With the release of Windows Server 2008, network policy and services is something everyone should be considering to secure 802.1X-based wireless, wired, and VPN deployments.  Additionally, the NAP agent for Windows XP is in Service Pack 3, which was released worldwide earlier in 2008. As a result, a NAP client was expected to be available to some 80% or more of Windows laptops, by the end of 2008.

Avenda’s eAgents add the ability to extend Microsoft NAP capabilities and to support non-Microsoft operating systems.

From now until April 30th, one week after the end of the RSA Conference 2009 in San Francisco, each copy of our eAgents can be purchased for $1 each.  This includes the Windows and Linux NAP agents.

Categories: Linux, Partners Tags:

Avenda Announces $1 eAgent Introductory Pricing – From now until after the RSA Conference 2009

January 9th, 2009 No comments

Here is a follow-up guest posting from our NAP Partner Avenda Systems.


Due to the interest in our recent blog entry – Five Ways to Draw More Value from Microsoft NAP Deployments – we’ve decided to help customers kick off 2009 with a little cost savings.  The calls and email have been overwhelming and have helped us understand that a lot of you are looking at role-based access and endpoint posture and health validation as a real way to leverage Microsoft’s NAP technology.

With the release of Windows Server 2008, network policy and services is something everyone should be considering to secure 802.1X-based wireless, wired, and VPN deployments.  Additionally, the NAP agent for Windows XP is in Service Pack 3, which was released worldwide earlier in 2008. As a result, a NAP client was expected to be available to some 80% or more of Windows laptops, by the end of 2008.

Avenda’s eAgents add the ability to extend Microsoft NAP capabilities and to support non-Microsoft operating systems.

From now until April 30th, one week after the end of the RSA Conference 2009 in San Francisco, each copy of our eAgents can be purchased for $1 each.  This includes the Windows and Linux NAP agents.

Categories: Linux, Partners Tags:

Avenda Announces $1 eAgent Introductory Pricing – From now until after the RSA Conference 2009

January 9th, 2009 No comments

Here is a follow-up guest posting from our NAP Partner Avenda Systems.

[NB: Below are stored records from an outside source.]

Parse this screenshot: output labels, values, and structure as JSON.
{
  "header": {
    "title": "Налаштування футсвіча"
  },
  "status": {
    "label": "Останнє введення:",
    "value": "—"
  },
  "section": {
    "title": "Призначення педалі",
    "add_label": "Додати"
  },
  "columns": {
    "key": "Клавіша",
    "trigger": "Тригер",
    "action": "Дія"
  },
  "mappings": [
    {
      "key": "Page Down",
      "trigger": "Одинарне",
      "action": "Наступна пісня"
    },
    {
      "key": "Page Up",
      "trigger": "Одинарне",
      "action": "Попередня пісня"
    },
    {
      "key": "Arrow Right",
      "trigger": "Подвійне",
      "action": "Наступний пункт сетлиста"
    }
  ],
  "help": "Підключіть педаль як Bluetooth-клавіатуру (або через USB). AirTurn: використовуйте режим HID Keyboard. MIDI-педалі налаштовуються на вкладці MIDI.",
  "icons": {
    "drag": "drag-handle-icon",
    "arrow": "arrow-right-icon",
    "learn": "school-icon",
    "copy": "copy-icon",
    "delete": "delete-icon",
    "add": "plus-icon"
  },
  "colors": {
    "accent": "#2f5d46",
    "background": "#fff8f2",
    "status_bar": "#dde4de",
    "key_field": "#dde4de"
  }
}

Due to the interest in our recent blog entry – Five Ways to Draw More Value from Microsoft NAP Deployments – we’ve decided to help customers kick off 2009 with a little cost savings.  The calls and email have been overwhelming and have helped us understand that a lot of you are looking at role-based access and endpoint posture and health validation as a real way to leverage Microsoft’s NAP technology.

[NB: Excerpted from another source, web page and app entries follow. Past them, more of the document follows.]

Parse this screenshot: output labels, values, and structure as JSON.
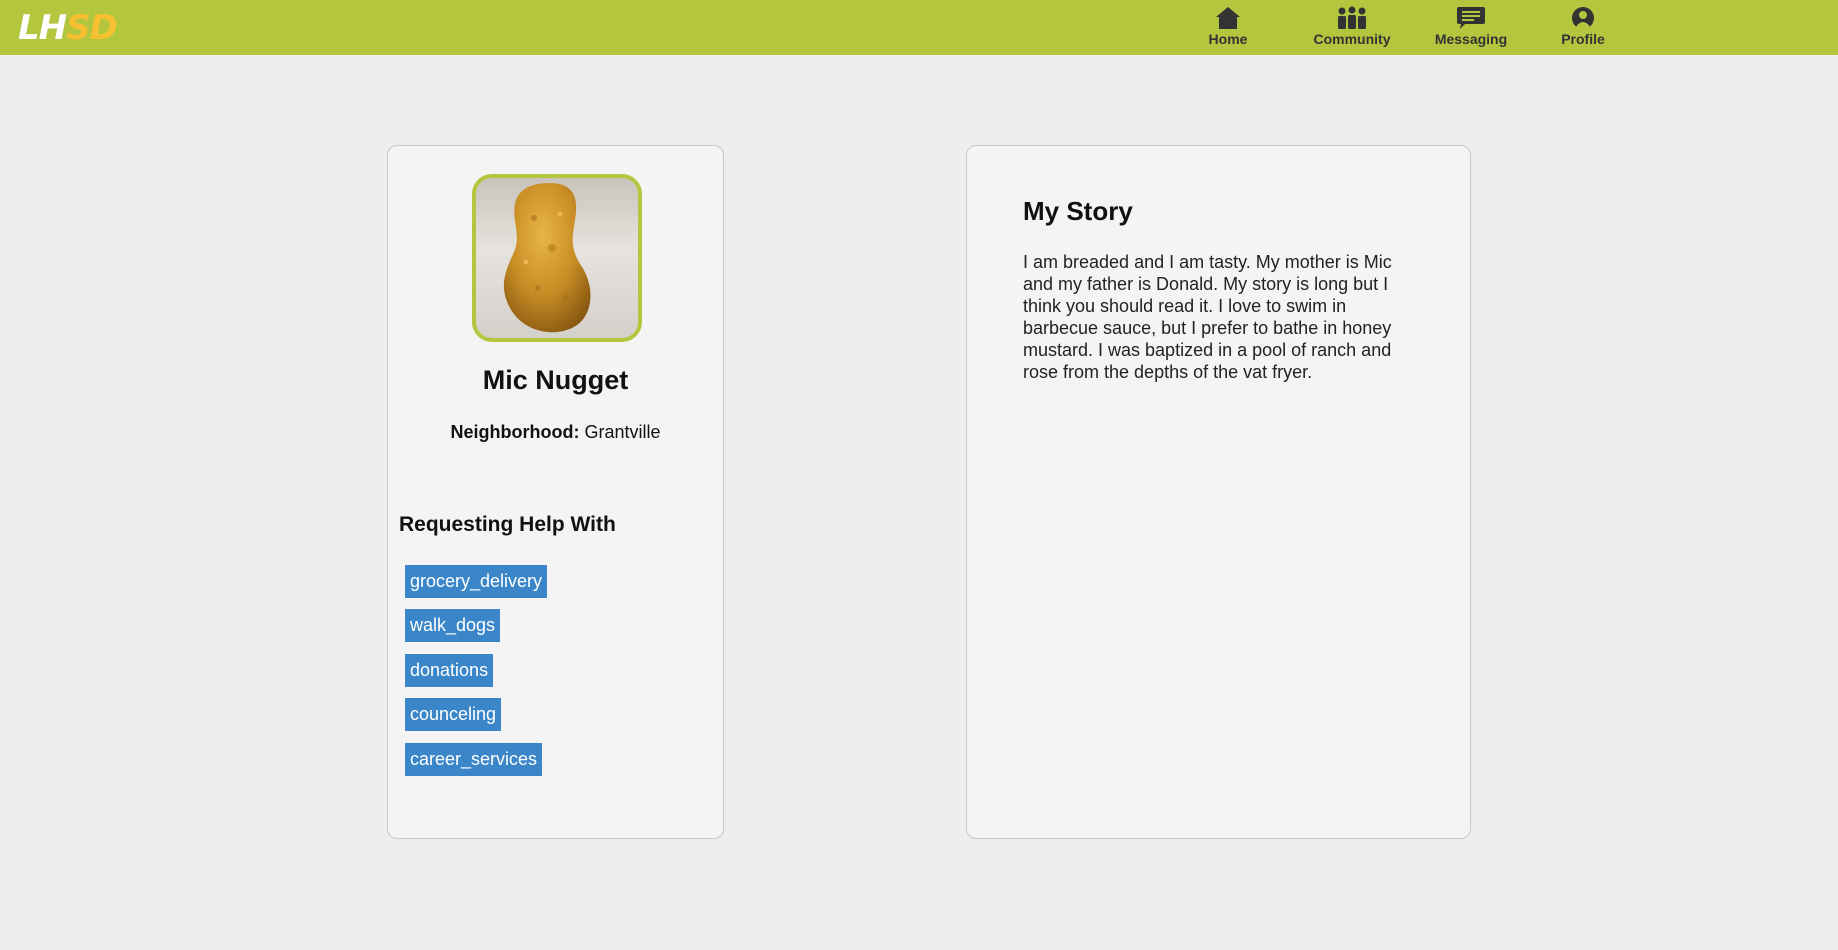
{
  "header": {
    "logo": {
      "part1": "LH",
      "part2": "SD"
    },
    "nav": [
      {
        "label": "Home",
        "icon": "home-icon"
      },
      {
        "label": "Community",
        "icon": "community-icon"
      },
      {
        "label": "Messaging",
        "icon": "messaging-icon"
      },
      {
        "label": "Profile",
        "icon": "profile-icon"
      }
    ],
    "colors": {
      "bar": "#b3c63e",
      "logo_accent": "#f6c031",
      "nav_text": "#333333"
    }
  },
  "profile": {
    "name": "Mic Nugget",
    "neighborhood_label": "Neighborhood:",
    "neighborhood_value": "Grantville",
    "avatar": "chicken-nugget-photo",
    "help_heading": "Requesting Help With",
    "help_tags": [
      "grocery_delivery",
      "walk_dogs",
      "donations",
      "counceling",
      "career_services"
    ],
    "tag_color": "#3a86c8"
  },
  "story": {
    "heading": "My Story",
    "text": "I am breaded and I am tasty. My mother is Mic and my father is Donald. My story is long but I think you should read it. I love to swim in barbecue sauce, but I prefer to bathe in honey mustard. I was baptized in a pool of ranch and rose from the depths of the vat fryer."
  }
}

With the release of Windows Server 2008, network policy and services is something everyone should be considering to secure 802.1X-based wireless, wired, and VPN deployments.  Additionally, the NAP agent for Windows XP is in Service Pack 3, which was released worldwide earlier in 2008. As a result, a NAP client was expected to be available to some 80% or more of Windows laptops, by the end of 2008.

Avenda’s eAgents add the ability to extend Microsoft NAP capabilities and to support non-Microsoft operating systems.

From now until April 30th, one week after the end of the RSA Conference 2009 in San Francisco, each copy of our eAgents can be purchased for $1 each.  This includes the Windows and Linux NAP agents.

Categories: Linux, Partners Tags: